Task to carry out: Look for the word "Noël" in the records, and copy each line where it appears.

Input data:

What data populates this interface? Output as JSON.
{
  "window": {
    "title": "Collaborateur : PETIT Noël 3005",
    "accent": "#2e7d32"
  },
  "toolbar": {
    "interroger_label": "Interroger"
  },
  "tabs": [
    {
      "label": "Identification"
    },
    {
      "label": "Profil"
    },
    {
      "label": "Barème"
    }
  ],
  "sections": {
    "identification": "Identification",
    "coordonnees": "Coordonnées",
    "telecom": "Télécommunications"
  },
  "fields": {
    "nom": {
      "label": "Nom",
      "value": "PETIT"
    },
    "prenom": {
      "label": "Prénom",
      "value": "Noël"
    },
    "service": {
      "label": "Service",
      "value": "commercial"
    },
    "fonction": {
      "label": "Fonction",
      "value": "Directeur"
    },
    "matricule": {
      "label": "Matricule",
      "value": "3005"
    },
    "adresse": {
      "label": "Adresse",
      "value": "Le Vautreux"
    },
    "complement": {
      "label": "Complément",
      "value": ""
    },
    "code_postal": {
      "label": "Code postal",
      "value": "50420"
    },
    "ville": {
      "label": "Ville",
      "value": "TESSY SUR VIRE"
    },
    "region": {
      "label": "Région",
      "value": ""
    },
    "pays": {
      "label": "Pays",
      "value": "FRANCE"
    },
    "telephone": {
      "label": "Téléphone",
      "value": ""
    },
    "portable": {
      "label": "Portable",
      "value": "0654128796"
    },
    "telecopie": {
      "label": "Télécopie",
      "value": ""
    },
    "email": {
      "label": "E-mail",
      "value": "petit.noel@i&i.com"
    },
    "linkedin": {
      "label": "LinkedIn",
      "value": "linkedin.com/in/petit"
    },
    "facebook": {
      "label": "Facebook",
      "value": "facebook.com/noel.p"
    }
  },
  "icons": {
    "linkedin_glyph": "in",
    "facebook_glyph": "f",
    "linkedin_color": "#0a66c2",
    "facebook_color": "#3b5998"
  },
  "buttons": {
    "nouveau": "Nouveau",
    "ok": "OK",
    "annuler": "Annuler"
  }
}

Expected answer:
    "title": "Collaborateur : PETIT Noël 3005",
      "value": "Noël"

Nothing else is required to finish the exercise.